▶ THE RECORDS:

┄┄┄┄┄┄┄┄┄┄

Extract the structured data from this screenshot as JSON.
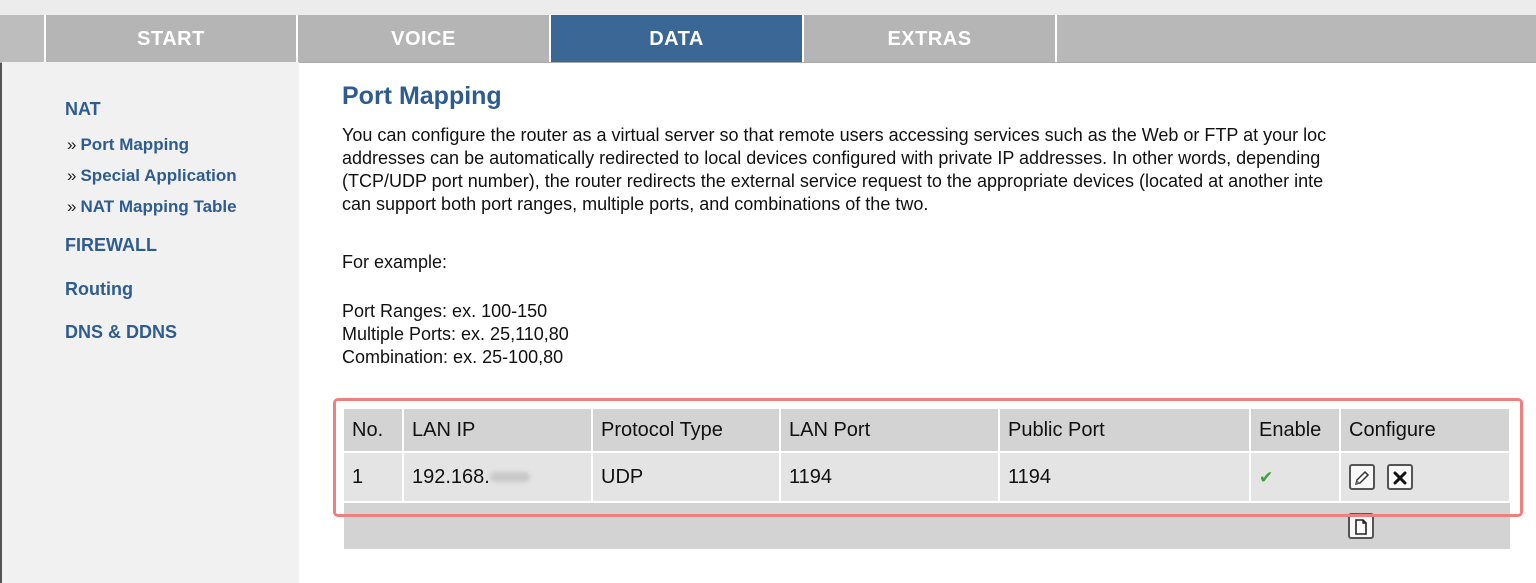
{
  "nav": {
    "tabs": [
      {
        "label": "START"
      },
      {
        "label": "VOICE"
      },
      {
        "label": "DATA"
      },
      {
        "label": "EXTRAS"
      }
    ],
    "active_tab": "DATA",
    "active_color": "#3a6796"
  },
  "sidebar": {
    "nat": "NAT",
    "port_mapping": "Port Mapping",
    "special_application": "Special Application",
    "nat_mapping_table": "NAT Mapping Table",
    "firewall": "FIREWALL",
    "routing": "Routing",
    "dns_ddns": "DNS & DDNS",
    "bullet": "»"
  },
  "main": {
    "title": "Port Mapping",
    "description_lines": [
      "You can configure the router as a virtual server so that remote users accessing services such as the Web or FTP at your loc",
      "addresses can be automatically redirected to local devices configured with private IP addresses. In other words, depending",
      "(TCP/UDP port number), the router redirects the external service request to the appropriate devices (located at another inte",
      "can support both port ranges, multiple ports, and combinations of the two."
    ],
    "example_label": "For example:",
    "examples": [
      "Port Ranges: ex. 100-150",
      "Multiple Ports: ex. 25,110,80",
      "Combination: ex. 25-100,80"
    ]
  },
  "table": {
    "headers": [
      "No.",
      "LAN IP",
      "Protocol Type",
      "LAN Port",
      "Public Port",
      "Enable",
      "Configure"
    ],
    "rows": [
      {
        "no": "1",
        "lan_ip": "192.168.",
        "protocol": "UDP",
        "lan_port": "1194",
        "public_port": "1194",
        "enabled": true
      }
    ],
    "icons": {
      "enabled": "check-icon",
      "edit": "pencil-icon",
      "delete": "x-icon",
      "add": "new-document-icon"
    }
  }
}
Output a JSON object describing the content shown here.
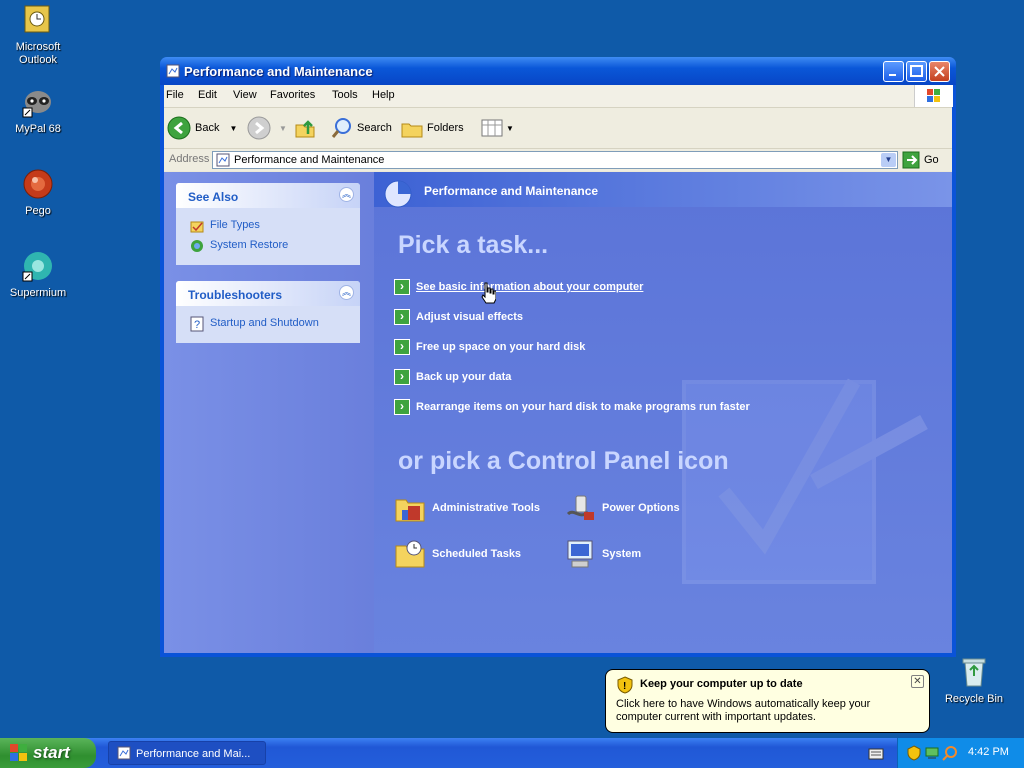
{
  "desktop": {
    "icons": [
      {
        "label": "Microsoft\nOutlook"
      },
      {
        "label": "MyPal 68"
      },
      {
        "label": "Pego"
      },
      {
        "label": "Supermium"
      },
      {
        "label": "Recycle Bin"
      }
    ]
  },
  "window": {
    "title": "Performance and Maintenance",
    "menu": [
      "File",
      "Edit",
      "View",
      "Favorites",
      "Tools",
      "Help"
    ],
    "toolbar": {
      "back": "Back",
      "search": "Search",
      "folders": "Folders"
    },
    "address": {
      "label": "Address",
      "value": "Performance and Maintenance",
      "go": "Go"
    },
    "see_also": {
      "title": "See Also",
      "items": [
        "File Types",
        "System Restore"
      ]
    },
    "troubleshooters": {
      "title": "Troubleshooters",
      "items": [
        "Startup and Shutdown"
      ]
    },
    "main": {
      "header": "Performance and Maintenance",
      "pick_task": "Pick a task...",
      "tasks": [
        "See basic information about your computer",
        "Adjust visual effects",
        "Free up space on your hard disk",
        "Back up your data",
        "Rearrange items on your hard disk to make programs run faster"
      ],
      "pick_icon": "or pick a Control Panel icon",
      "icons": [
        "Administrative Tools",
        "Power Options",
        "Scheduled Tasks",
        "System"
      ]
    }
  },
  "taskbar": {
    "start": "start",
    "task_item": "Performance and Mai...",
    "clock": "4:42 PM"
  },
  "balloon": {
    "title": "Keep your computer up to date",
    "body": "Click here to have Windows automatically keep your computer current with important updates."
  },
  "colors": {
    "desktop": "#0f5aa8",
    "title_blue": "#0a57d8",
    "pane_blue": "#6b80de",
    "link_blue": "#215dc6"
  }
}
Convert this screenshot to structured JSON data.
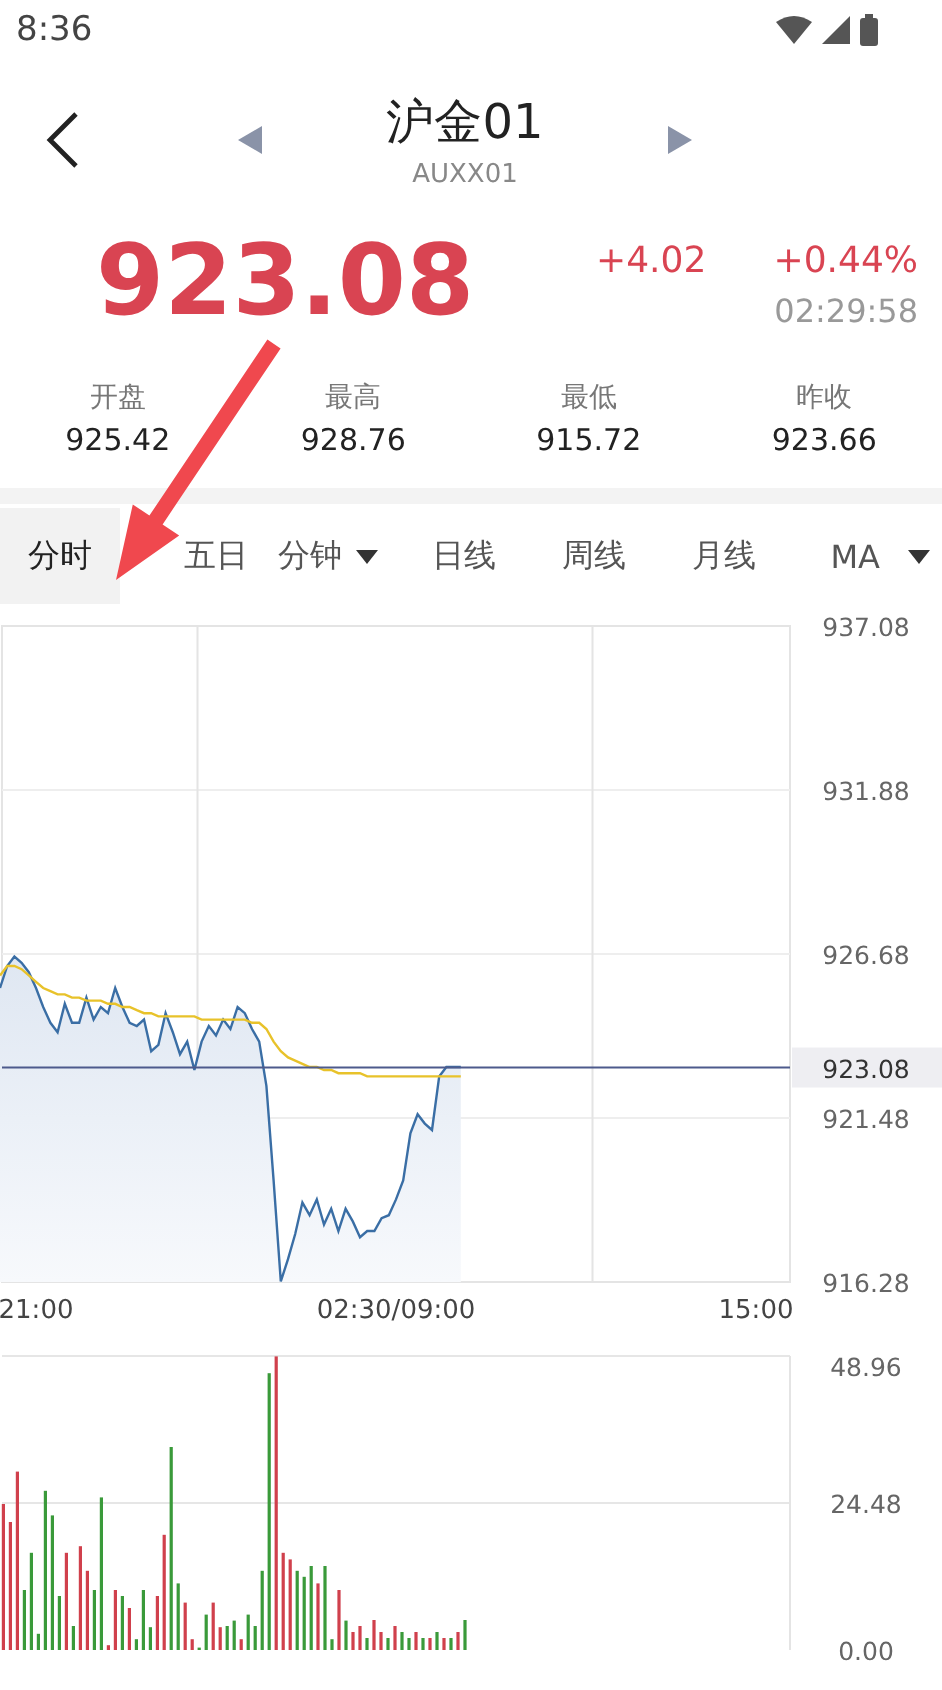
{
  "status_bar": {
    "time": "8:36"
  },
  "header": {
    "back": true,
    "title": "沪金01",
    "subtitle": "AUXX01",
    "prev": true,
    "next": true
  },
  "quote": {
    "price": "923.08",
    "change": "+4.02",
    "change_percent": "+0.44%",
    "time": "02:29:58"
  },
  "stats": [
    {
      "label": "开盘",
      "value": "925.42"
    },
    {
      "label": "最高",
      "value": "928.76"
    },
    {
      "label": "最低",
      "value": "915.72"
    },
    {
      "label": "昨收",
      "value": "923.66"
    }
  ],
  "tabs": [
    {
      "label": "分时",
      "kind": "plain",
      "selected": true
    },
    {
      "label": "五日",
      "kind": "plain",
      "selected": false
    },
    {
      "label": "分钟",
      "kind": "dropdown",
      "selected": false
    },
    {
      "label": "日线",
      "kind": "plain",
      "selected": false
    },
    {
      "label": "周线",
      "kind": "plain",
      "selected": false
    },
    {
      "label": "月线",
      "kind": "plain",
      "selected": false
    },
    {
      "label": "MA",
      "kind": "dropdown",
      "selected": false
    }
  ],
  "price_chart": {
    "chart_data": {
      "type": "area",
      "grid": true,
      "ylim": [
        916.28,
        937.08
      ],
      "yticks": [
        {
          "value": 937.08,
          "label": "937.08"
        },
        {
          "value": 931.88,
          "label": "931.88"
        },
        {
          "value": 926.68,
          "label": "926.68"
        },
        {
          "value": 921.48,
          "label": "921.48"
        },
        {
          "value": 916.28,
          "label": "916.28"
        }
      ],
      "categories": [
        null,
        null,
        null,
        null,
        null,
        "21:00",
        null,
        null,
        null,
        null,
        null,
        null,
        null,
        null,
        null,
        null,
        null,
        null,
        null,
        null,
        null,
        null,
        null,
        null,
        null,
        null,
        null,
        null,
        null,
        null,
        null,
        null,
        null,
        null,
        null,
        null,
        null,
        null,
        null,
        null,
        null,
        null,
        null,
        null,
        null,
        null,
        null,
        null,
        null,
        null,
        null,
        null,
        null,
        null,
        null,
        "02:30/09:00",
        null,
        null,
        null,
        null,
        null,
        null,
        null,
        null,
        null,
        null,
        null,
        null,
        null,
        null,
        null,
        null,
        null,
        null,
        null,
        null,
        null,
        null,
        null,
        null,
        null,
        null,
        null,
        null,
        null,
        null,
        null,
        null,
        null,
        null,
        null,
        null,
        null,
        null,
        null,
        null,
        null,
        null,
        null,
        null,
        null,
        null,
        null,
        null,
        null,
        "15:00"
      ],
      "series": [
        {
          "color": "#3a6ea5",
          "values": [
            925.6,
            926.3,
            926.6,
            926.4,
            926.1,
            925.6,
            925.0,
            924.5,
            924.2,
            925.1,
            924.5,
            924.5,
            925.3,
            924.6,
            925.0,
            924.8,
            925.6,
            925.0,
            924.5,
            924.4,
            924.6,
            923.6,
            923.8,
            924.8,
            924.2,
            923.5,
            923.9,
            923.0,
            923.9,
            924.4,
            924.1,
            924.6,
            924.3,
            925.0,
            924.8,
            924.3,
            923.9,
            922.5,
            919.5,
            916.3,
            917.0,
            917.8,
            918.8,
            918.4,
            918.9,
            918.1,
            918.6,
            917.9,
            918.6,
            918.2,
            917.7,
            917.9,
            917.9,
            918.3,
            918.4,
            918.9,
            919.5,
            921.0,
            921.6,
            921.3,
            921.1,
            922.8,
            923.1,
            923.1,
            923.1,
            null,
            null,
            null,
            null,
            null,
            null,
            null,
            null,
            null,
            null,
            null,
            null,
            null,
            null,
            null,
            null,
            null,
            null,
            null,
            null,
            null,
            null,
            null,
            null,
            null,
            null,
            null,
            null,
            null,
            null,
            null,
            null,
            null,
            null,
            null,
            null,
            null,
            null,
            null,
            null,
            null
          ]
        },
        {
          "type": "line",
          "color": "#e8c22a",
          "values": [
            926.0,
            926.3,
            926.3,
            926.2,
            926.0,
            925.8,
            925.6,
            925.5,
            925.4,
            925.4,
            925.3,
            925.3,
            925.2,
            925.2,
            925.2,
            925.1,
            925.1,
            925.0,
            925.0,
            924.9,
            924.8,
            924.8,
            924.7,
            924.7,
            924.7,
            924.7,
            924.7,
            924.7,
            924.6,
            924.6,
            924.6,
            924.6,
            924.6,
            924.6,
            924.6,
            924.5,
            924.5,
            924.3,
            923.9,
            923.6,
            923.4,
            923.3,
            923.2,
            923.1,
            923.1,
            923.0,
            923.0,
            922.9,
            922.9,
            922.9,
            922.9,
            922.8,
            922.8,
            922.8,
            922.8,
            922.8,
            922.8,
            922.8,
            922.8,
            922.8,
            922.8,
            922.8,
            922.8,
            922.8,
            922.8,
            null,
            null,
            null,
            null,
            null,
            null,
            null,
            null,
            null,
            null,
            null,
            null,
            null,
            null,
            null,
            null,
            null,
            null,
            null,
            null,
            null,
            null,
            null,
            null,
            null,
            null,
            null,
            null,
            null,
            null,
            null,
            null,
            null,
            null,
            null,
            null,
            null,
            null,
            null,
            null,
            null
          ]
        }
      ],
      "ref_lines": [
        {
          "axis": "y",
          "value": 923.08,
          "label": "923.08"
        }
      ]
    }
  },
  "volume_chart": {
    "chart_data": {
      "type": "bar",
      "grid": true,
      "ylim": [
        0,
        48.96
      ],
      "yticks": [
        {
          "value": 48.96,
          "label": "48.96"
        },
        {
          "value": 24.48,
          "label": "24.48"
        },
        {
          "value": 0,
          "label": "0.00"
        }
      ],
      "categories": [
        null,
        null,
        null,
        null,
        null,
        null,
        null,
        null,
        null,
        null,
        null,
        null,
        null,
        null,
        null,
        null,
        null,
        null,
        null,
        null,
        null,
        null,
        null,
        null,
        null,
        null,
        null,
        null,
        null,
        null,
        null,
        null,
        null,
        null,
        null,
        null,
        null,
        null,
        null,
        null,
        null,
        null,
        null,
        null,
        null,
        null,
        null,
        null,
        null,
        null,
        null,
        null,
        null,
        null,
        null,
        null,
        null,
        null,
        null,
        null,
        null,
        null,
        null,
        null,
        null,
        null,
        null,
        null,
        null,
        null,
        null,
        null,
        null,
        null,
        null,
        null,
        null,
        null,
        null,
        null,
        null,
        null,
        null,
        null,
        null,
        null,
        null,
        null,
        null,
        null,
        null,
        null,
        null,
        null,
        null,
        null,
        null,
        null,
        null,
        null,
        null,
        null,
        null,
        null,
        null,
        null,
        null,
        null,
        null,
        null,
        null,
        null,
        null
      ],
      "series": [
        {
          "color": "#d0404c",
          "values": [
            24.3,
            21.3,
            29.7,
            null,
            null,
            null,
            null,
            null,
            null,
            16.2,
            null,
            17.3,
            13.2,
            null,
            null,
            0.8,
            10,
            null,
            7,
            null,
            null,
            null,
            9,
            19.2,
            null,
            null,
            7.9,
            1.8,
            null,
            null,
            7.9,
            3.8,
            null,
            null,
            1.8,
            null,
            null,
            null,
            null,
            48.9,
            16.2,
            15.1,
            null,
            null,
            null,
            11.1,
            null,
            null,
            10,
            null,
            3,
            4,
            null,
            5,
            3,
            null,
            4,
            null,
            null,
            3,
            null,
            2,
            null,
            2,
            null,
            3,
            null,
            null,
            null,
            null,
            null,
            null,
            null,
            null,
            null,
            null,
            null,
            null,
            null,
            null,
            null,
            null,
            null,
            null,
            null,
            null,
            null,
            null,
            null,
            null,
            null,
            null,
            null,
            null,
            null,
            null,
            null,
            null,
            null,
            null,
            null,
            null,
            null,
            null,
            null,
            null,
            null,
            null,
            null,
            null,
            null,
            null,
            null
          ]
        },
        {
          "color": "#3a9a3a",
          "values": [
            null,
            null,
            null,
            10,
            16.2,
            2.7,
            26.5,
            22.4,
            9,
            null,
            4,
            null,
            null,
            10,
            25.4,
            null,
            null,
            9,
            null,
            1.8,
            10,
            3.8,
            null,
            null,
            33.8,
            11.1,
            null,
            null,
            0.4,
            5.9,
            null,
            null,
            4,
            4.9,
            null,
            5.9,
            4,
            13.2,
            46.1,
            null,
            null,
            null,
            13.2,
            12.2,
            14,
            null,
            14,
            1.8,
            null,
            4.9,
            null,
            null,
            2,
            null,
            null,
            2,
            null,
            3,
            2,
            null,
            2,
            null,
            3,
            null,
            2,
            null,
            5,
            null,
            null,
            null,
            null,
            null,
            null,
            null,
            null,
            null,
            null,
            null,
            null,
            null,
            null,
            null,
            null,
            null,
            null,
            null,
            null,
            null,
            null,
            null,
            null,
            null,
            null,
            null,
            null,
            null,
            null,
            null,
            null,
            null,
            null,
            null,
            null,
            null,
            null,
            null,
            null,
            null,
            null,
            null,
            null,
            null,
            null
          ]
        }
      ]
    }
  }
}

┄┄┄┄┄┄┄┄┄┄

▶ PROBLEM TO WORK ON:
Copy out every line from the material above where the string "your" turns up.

▶ SOLUTION TO THIS EXERCISE:
      "You can configure the router as a virtual server so that remote users accessing services such as the Web or FTP at your loc",
        "See basic information about your computer",
        "Free up space on your hard disk",
        "Back up your data",
        "Rearrange items on your hard disk to make programs run faster"
    "title": "Keep your computer up to date",
    "body": "Click here to have Windows automatically keep your computer current with important updates."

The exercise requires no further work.